Who is the EEB Department?
Professor Pamela Diggle, Department Head
The Department of Ecology and Evolutionary Biology is one of three departments in the Biological Sciences at the University of Connecticut . We currently have 35 faculty members, plus 7 emeritus faculty members. About 56 graduate students are currently studying for M.S. or Ph.D. degrees. Research in the department covers a wide range of fields, including behavioral ecology of vertebrates and invertebrates, systematics and evolution of plants and animals, population and community ecology, functional morphology and development, and conservation biology. Faculty members and graduate students work on nearly all of the major groups of organisms, including algae, mosses and lichens, aquatic plants, desert plants, tropical and temperate forest trees, the parasites of sharks and rays, insects, spiders, fishes, amphibians, reptiles, birds, and mammals. Current research projects span the globe, with investigators working throughout North America, Costa Rica, Panama, Nicaragua, Brazil, Borneo, Madagascar, South Africa, Australia, New Zealand, Japan, and many other countries.

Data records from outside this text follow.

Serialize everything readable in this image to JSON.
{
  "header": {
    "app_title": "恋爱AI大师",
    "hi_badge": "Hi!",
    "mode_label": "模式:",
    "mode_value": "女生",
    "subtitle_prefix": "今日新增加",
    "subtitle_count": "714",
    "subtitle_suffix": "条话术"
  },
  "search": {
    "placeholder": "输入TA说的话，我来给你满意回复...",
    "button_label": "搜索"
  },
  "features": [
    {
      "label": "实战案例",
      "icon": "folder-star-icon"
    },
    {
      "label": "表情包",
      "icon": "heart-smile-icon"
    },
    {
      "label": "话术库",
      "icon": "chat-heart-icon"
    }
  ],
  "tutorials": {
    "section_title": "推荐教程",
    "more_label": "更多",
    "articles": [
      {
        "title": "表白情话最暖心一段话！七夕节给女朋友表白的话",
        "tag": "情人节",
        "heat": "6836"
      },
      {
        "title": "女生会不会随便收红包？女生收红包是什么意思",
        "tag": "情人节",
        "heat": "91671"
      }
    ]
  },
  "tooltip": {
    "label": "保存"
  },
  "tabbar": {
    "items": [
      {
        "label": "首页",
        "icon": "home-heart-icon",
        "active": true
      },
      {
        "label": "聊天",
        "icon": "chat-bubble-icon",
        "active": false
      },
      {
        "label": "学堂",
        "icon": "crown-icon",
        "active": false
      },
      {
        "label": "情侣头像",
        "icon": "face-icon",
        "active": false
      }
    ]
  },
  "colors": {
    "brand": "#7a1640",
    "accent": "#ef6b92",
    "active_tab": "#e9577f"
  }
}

What does the EEB department do?
Our strong research program has given national recognition to Ecology and Evolutionary Biology at the University of Connecticut . Federal grant support for research in systematic biology over the past decade places the University of Connecticut among the top 10 in the country. Many of our faculty members serve or have served as officers of major scientific societies, including several presidents of national or international scientific societies, as National Science Foundation panel directors or members, and as editors of over two dozen science journals. Recent graduate students have won prizes for best papers at national meetings in fields such as botany, ecology, entomology, evolution, herpetology, ichthyology, marine biology, parasitology, and plant systematics.
The Department of Ecology and Evolutionary Biology is currently housed in several buildings on the Storrs campus. About half of the department has laboratory facilities in the

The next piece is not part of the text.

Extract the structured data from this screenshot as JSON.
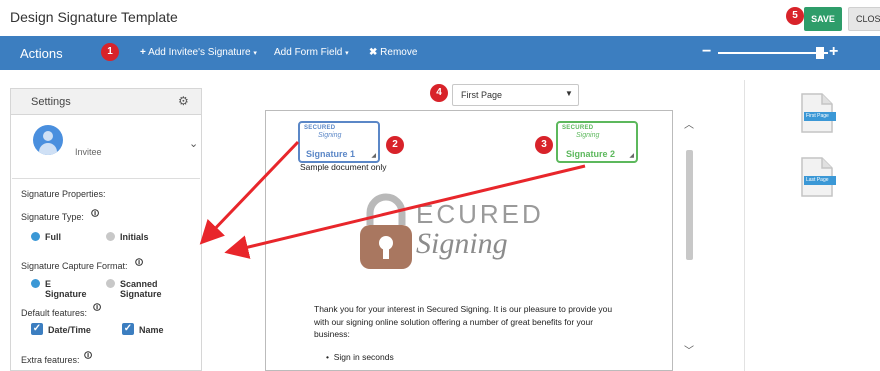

Pharmacy/Biology Building. This building includes a departmental DNA sequencing facility used by many of our systematic biologists. The other half of the department is housed in the Torrey Life Sciences Building. Internationally important systematic reference collections with over 2,000,000 specimens of plants, invertebrates, and vertebrates, are maintained by the department in a new Collections Facility in the adjacent Biology/Physics Building, which provides both storage areas and space and computer facilities to facilitate work with the collections. This facility also includes an extensive library of reference works on plants, invertebrates, and vertebrates, including the Storrs Olson Library of Bryology, one of the largest collections of books on mosses and lichens in the country. In addition, the EEB Greenhouses contains one of the largest and most diverse collections of living plants in the Northeast. New research greenhouses are located on the roof of the Biology/Physics Building and provide space for controlled experiments with plants. The EEB Department maintains close ties with the Departments of Physiology and Neurobiology, Molecular and Cell Biology, Marine Sciences, and Natural Resources and the Environment, as well as the Center for Environmental Sciences and Engineering, which together comprise one of the largest groups of biologists in the Northeast. The University is a permanent member of the Organization for Tropical Studies , which provides graduate students with training and research experience in tropical biology.
The University is located in rural northeastern Connecticut , a half-hour drive from Hartford , one and a half hours from Boston and two and a half hours from New York City . The campus is situated in an attractive landscape of forested hills interspersed with pastoral farms and small colonial New England villages. The University lands encompass some 3,000 acres offering ready access to a diversity of habitats well-suited for field studies.